-- Input follows --

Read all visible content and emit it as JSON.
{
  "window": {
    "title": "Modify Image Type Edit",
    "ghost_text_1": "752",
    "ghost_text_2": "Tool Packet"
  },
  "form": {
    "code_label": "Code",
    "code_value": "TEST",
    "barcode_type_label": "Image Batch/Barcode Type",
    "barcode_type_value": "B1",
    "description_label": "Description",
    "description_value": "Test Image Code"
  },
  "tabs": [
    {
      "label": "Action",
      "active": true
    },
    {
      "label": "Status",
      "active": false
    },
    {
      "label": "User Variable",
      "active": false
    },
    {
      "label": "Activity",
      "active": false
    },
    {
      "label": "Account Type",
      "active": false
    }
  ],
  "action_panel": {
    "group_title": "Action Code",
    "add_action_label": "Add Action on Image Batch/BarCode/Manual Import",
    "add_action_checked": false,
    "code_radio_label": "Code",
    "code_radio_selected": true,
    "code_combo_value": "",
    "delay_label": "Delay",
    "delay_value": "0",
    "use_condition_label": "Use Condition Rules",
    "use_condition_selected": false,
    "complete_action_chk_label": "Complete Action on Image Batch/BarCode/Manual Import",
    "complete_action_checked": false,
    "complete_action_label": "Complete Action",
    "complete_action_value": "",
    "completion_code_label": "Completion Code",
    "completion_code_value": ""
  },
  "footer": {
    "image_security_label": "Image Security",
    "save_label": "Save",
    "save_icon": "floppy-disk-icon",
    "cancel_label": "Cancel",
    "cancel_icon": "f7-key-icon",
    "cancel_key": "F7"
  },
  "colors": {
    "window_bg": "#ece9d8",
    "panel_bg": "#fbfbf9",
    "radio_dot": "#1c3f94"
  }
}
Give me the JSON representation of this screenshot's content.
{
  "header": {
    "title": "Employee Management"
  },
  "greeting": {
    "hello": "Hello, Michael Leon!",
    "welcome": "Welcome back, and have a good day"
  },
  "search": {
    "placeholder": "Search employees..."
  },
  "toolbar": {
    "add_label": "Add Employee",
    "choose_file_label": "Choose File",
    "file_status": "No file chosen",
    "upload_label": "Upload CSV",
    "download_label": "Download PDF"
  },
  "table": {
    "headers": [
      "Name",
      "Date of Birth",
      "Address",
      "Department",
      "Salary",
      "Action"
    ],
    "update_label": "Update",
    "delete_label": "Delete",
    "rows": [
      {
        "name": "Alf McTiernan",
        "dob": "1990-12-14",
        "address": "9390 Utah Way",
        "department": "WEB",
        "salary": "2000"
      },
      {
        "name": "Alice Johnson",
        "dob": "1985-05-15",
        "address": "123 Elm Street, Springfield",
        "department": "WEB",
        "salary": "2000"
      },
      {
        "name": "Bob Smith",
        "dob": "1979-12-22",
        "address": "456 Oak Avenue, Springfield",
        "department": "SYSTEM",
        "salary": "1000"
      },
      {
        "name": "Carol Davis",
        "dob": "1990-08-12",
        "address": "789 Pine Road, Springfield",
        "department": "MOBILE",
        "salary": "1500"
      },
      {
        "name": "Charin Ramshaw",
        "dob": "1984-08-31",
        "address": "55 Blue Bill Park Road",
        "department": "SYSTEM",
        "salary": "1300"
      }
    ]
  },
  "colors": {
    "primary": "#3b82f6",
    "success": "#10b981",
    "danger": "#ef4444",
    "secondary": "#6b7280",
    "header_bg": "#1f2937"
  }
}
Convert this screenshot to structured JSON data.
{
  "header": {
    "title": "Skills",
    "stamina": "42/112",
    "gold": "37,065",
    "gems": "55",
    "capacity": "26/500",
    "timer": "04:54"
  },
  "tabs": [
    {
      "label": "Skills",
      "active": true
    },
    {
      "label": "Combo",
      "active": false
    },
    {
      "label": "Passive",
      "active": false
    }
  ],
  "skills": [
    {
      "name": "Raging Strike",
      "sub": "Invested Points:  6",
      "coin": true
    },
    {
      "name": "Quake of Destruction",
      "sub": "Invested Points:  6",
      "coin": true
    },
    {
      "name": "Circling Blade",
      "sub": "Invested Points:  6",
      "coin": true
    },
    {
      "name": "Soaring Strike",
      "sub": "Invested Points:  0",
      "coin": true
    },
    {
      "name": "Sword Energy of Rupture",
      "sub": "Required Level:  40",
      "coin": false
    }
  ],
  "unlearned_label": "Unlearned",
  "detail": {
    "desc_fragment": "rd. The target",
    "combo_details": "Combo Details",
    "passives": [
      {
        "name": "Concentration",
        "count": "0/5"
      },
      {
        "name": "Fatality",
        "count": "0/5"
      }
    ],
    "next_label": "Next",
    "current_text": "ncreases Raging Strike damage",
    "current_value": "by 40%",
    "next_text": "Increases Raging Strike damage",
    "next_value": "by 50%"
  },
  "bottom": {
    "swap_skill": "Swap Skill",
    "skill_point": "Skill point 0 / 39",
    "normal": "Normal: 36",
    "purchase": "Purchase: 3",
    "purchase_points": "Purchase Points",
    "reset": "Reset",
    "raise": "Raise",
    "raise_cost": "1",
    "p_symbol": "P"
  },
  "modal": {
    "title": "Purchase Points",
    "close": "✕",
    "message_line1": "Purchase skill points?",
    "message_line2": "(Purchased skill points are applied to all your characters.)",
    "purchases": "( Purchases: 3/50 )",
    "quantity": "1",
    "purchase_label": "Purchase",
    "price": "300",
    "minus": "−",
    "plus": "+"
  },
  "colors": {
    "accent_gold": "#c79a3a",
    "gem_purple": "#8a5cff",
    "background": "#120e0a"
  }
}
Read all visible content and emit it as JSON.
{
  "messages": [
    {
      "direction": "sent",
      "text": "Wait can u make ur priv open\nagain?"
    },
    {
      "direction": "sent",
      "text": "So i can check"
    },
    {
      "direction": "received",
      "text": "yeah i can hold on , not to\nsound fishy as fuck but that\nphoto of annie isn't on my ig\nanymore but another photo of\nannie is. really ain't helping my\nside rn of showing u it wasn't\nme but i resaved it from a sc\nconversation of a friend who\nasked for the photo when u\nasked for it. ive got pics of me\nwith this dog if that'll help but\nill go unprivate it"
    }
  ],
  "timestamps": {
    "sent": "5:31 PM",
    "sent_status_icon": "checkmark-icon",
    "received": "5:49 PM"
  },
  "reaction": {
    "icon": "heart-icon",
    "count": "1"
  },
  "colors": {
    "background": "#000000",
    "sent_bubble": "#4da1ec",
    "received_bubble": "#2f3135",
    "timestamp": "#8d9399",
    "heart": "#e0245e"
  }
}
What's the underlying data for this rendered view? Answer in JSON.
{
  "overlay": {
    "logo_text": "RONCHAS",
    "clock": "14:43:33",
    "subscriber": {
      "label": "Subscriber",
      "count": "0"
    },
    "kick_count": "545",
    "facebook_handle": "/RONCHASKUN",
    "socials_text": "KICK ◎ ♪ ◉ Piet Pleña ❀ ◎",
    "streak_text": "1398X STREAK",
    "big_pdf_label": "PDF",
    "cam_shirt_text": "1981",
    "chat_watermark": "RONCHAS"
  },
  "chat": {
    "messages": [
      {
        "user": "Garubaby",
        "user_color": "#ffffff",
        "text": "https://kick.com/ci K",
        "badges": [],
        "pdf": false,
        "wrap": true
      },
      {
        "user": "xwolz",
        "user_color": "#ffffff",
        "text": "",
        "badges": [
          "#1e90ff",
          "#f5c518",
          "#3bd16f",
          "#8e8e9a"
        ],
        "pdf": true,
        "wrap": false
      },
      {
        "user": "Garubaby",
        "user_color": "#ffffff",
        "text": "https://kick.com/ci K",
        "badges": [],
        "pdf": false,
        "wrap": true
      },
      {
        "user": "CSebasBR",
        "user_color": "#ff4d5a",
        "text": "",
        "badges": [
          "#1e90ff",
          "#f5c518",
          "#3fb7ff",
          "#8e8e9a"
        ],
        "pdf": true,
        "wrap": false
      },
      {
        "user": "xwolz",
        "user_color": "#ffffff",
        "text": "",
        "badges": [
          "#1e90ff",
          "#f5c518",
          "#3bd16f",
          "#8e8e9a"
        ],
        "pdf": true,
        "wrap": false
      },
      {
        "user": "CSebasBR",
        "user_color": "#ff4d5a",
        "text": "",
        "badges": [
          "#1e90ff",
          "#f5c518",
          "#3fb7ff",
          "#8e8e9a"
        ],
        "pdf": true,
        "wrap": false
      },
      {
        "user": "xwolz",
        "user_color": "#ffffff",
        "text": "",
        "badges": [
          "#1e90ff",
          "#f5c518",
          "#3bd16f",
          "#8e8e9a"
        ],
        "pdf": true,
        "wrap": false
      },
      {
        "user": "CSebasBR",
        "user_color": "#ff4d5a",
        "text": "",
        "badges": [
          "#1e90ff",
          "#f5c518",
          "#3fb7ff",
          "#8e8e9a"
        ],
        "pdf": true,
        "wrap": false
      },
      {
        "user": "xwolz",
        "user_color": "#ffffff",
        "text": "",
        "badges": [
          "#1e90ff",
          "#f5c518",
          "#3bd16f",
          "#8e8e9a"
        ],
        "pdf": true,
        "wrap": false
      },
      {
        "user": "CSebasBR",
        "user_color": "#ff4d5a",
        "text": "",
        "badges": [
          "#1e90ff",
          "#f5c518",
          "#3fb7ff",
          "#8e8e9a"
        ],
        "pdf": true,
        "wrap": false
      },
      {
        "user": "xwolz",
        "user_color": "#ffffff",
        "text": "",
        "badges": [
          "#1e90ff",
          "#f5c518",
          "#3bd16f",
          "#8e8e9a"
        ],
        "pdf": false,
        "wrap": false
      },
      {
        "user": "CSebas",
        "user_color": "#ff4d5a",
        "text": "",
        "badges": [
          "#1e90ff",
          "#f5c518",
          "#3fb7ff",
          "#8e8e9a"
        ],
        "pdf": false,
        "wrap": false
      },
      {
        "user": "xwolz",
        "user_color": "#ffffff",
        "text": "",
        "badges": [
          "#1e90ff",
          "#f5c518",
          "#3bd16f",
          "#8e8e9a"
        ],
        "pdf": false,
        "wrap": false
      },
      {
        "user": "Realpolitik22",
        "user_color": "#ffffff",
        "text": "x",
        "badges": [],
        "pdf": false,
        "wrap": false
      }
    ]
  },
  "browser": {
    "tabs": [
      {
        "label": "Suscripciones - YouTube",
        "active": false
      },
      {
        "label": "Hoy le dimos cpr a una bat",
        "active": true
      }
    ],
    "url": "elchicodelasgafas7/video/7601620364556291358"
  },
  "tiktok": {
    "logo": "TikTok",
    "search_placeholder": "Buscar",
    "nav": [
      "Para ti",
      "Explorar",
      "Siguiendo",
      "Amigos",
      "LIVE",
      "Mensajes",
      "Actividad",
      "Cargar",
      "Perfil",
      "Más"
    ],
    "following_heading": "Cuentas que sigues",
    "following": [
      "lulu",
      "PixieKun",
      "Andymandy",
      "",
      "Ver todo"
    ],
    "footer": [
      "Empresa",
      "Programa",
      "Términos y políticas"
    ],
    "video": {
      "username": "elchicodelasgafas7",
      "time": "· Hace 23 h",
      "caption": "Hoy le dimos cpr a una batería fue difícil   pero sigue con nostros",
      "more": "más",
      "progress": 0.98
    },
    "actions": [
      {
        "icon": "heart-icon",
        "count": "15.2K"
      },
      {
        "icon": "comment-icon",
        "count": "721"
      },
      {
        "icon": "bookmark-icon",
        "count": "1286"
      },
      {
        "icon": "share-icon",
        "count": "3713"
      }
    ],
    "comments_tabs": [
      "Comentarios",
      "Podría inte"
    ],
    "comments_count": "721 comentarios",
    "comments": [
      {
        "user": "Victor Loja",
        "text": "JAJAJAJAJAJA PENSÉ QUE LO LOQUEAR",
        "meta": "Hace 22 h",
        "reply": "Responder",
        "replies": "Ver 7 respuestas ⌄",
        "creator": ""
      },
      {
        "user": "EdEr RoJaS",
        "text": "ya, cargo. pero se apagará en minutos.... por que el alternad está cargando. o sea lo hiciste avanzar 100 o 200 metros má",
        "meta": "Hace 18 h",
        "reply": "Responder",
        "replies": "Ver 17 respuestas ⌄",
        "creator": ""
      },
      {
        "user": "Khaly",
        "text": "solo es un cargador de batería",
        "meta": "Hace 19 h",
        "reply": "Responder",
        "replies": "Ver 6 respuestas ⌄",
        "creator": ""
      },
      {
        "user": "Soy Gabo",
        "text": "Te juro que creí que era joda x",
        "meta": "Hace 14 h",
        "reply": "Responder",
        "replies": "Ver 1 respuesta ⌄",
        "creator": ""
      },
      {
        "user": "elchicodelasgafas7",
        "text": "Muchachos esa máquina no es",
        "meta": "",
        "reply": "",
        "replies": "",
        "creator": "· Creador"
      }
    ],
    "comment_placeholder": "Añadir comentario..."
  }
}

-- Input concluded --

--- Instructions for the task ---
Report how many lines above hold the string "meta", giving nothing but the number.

--- Exercise output ---
5